If the rest of the book is believable and then the character is 'superhuman', the character gets flushed. I've just lost you. You probably don't believe a thing I've said after that. And I shouldn't even be writing, I should find another career.
I'm not going to try and sucker a book, or an article past a reader. The thing is either truth, or a accurate depiction of truth or I don't write it. I don't assume you will make the same steps of logic that I may. If it requires a leap then I tell the reader to consider . . .
I'm sharing a story with my readers. I'm not telling them a tall-tale.
For my nonfiction book I hadnít to create characters. For my short stories I try to create characters who are convincing and who are acting plausible; they need to be realistic. And I hope the reader is able to identify with them on some level.
You need to know your characters, each of their personalities. As for creating mine, well if you visit my blog you'll understand a little more www.celizabeth.ca I don't create my characters they come to me and tell me what to write.
In order for a character to be believable, sometimes you have to be outrageous, then have some kind of commonality. Even a tormented killer can find understanding among readers.
I believe characters are only believable when they follow the rules of human behavioral responses and when someone can sympathize or identify with the character. It is said that there is nothing new under the son. Nothing is truer than a character in the story, you can change sets, wardrobe or even dimensions, and we have yet to accomplish AI. Until that day, every character is either a comparison or a composite of people you know or have met.

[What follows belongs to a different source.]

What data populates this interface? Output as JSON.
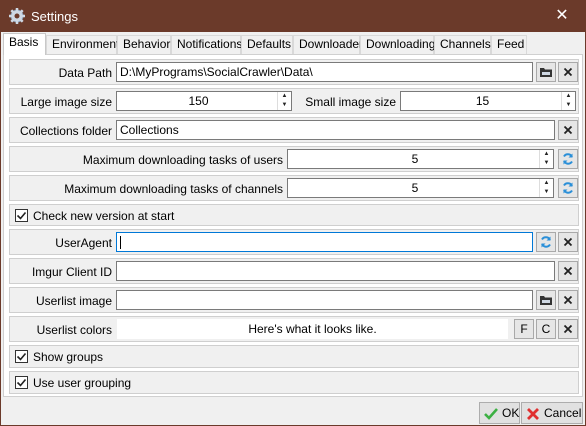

The musn't be too perfect. Nobody is perfect so if your characters are, you can forget that people like them. Everyone has a few mistakes, so your character should have, too. I create my characters by studying other characters of other authors, TV-Shows, movies or celebrities. Then I change their names and change their character and abilities and I've got my own figure.
A character must have a past, must have motivation, and must have flaws. I love to people watch and so my characters are often an amalgam of people I know or see. I like morally ambiguous people, meaning a hero can be heroic, but his methods may be suspect. I also spend a lot of time working on the inner relationships between the main characters and the peripheral ones. I like to explore interactions between people, both positive and negative. Most of all, a character must seem like he or she is alive, like someone you've met before.
You should understand your character, his/her logic and motives. Even if your character is crazy, of pure evil, or stupid or whatever that doesn't apply to you. Btw, it's helpful in real life - you become more tolerant to other people and better understand their point.
Craig Clevenger put this best, in a single word: contrast. A character with seemingly opposing traits (a fat guy who owns an organic garden, for example) is interesting because of the inherent conflict presented. When the characterís internal conflict supports the plotís various points of conflict, then youíve got the basis for a great story. Above all though, a character must be relatable. The easiest way is to tap into basic human emotions and needsólove, hunger, pain, etc. The more difficult, though usually more powerful way, is to explore those human traits in a relatable context. Thatís why so many 9-11 novels succeed. Thatís why Holocaust books continue to excite readers.
Real life. I lived an eventful life.
A character needs to have flaws just like real people do. Perfect characters are boring characters. My characters most of the time just pop into my head fully or mostly formed.